India’s army chief has said the country should be prepared for a potential two-front war given China is flexing its muscles and there is little hope for reconciliation with Pakistan.
General Bipin Rawat referred to a recent 10-week standoff with the Chinese army in the Himalayas that ended last week. He said the situation could gradually snowball into a larger conflict on India’s northern border. Rawat said Pakistan on the western front could take advantage of such a situation.
The Press Trust of India news agency quoted Rawat’s remarks at a seminar organised by the Centre for Land Warfare Studies, a thinktank in New Delhi.
India fought a war with China in 1962 and three wars with Pakistan, two of them over control of Kashmir, since securing independence from Britain in 1947. All three countries are nuclear powers.
Rawat said credible deterrence did not take away the threat of war. “Nuclear weapons are weapons of deterrence.
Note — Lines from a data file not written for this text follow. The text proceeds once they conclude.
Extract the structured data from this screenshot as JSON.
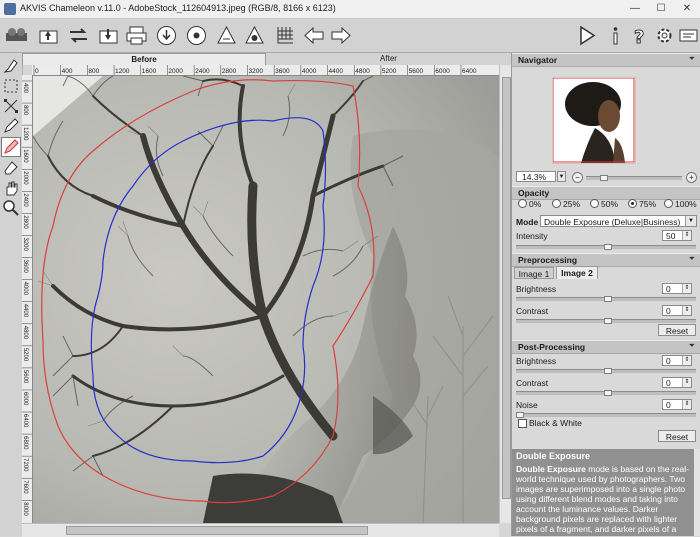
{
  "window": {
    "title": "AKVIS Chameleon v.11.0 - AdobeStock_112604913.jpeg (RGB/8, 8166 x 6123)",
    "minimize": "—",
    "maximize": "☐",
    "close": "✕"
  },
  "toolbar": {
    "icons": [
      "open-icon",
      "save-icon",
      "batch-icon",
      "print-icon",
      "share-icon",
      "plugin-icon",
      "undo-history-icon",
      "grid-icon",
      "back-icon",
      "forward-icon"
    ],
    "right_icons": [
      "run-icon",
      "info-icon",
      "help-icon",
      "settings-icon",
      "preferences-icon"
    ]
  },
  "canvas_tabs": {
    "before": "Before",
    "after": "After"
  },
  "ruler": {
    "top_ticks": [
      "00",
      "400",
      "800",
      "1200",
      "1600",
      "2000",
      "2400",
      "2800",
      "3200",
      "3600",
      "4000",
      "4400",
      "4800",
      "5200",
      "5600",
      "6000"
    ],
    "top_labels": [
      "0",
      "400",
      "800",
      "1200",
      "1600",
      "2000",
      "2400",
      "2800",
      "3200",
      "3600",
      "4000",
      "4400",
      "4800",
      "5200",
      "5600",
      "6000",
      "6400"
    ],
    "left_labels": [
      "400",
      "800",
      "1200",
      "1600",
      "2000",
      "2400",
      "2800",
      "3200",
      "3600",
      "4000",
      "4400",
      "4800",
      "5200",
      "5600",
      "6000",
      "6400",
      "6800",
      "7200",
      "7600",
      "8000"
    ]
  },
  "navigator": {
    "header": "Navigator",
    "zoom": "14.3%"
  },
  "opacity": {
    "header": "Opacity",
    "options": [
      "0%",
      "25%",
      "50%",
      "75%",
      "100%"
    ],
    "selected": "75%"
  },
  "mode": {
    "label": "Mode",
    "value": "Double Exposure (Deluxe|Business)",
    "intensity_label": "Intensity",
    "intensity_value": "50"
  },
  "preprocessing": {
    "header": "Preprocessing",
    "tab1": "Image 1",
    "tab2": "Image 2",
    "brightness_label": "Brightness",
    "brightness_value": "0",
    "contrast_label": "Contrast",
    "contrast_value": "0",
    "reset": "Reset"
  },
  "postprocessing": {
    "header": "Post-Processing",
    "brightness_label": "Brightness",
    "brightness_value": "0",
    "contrast_label": "Contrast",
    "contrast_value": "0",
    "noise_label": "Noise",
    "noise_value": "0",
    "bw_label": "Black & White",
    "reset": "Reset"
  },
  "description": {
    "title": "Double Exposure",
    "lead": "Double Exposure",
    "text": " mode is based on the real-world technique used by photographers. Two images are superimposed into a single photo using different blend modes and taking into account the luminance values. Darker background pixels are replaced with lighter pixels of a fragment, and darker pixels of a fragment"
  },
  "colors": {
    "outer_stroke": "#d8413d",
    "inner_stroke": "#2630c8",
    "panel_bg": "#d9d9d9",
    "desc_bg": "#909090"
  }
}
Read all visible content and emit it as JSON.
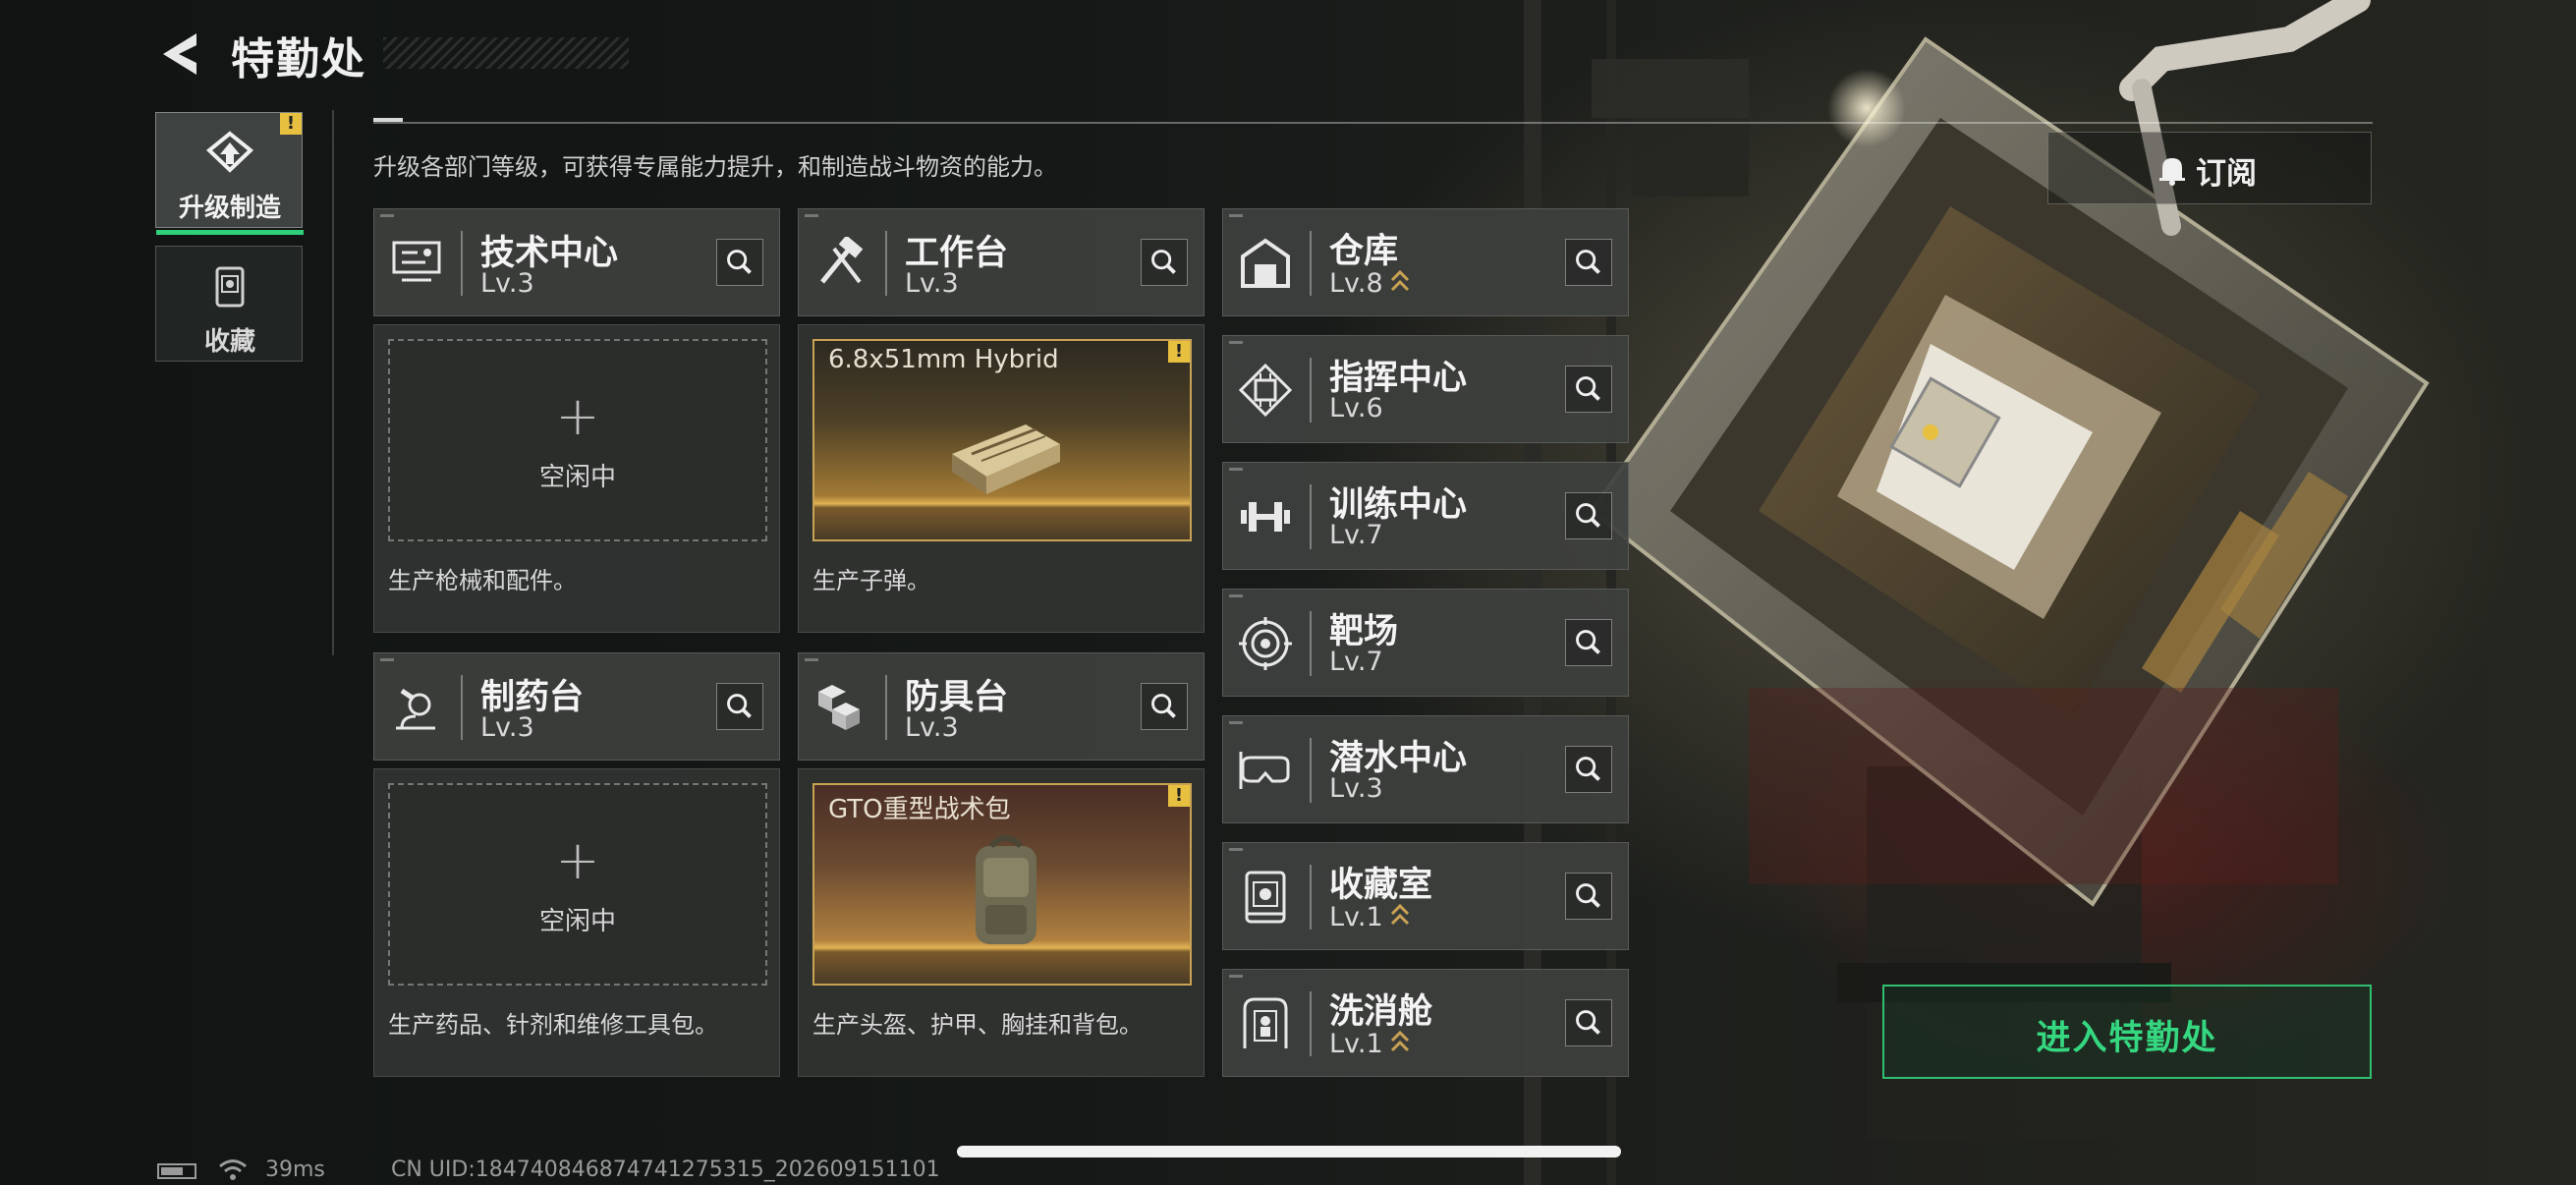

Yes, they are. But to say that they can deter war or they will not allow nations to go to war, in our context that may also not be true,” the news agency quoted him as saying.
India last week agreed to pull troops from the disputed Doklam plateau high in the Himalayas, where Chinese troops had started building a road. The 10-week standoff was the two nations’ most protracted in decades, and added to their longstanding strategic rivalry.
“We have to be prepared. In our context, therefore, warfare lies within the realm of reality,” Rawat said.
His comments came a day after India’s Prime Minister, Narendra Modi, and China’s president, Xi Jinping, agreed on a “forward-looking” approach to Sino-India ties, putting behind the Doklam standoff.
Xi and Modi met on the sidelines of a summit of the Brics emerging economies in the south eastern Chinese port city of Xiamen. The BRICS nations are Brazil, Russia, India, China and South Africa.